→ Material provided:
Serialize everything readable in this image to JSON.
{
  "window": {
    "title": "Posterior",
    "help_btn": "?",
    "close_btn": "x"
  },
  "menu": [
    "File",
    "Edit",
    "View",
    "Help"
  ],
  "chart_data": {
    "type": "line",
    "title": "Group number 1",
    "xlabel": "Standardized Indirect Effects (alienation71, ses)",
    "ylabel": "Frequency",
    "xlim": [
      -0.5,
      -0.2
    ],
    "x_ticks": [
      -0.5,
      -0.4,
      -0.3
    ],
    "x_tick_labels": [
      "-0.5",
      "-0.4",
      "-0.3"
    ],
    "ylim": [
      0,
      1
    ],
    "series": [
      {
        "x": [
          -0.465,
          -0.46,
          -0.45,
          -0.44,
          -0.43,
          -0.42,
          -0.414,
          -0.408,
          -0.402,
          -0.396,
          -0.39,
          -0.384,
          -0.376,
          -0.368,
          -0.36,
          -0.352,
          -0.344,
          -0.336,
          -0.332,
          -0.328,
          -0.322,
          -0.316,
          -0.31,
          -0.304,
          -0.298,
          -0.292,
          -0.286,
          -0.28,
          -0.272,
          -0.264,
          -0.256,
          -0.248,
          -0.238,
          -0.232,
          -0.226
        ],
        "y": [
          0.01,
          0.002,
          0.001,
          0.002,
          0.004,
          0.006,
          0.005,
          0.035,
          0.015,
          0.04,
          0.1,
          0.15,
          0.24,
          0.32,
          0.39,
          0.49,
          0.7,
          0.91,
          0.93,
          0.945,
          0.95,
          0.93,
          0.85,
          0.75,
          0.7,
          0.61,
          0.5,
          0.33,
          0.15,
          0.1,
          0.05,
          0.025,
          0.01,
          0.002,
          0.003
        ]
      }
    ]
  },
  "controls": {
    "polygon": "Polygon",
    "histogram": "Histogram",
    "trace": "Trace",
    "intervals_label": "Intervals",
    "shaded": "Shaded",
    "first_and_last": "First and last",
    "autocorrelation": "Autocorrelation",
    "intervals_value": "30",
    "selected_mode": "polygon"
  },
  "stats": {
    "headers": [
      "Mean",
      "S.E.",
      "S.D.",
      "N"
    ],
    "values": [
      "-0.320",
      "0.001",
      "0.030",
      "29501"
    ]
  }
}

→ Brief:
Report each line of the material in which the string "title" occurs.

→ Final answer:
    "title": "Posterior",
    "title": "Group number 1",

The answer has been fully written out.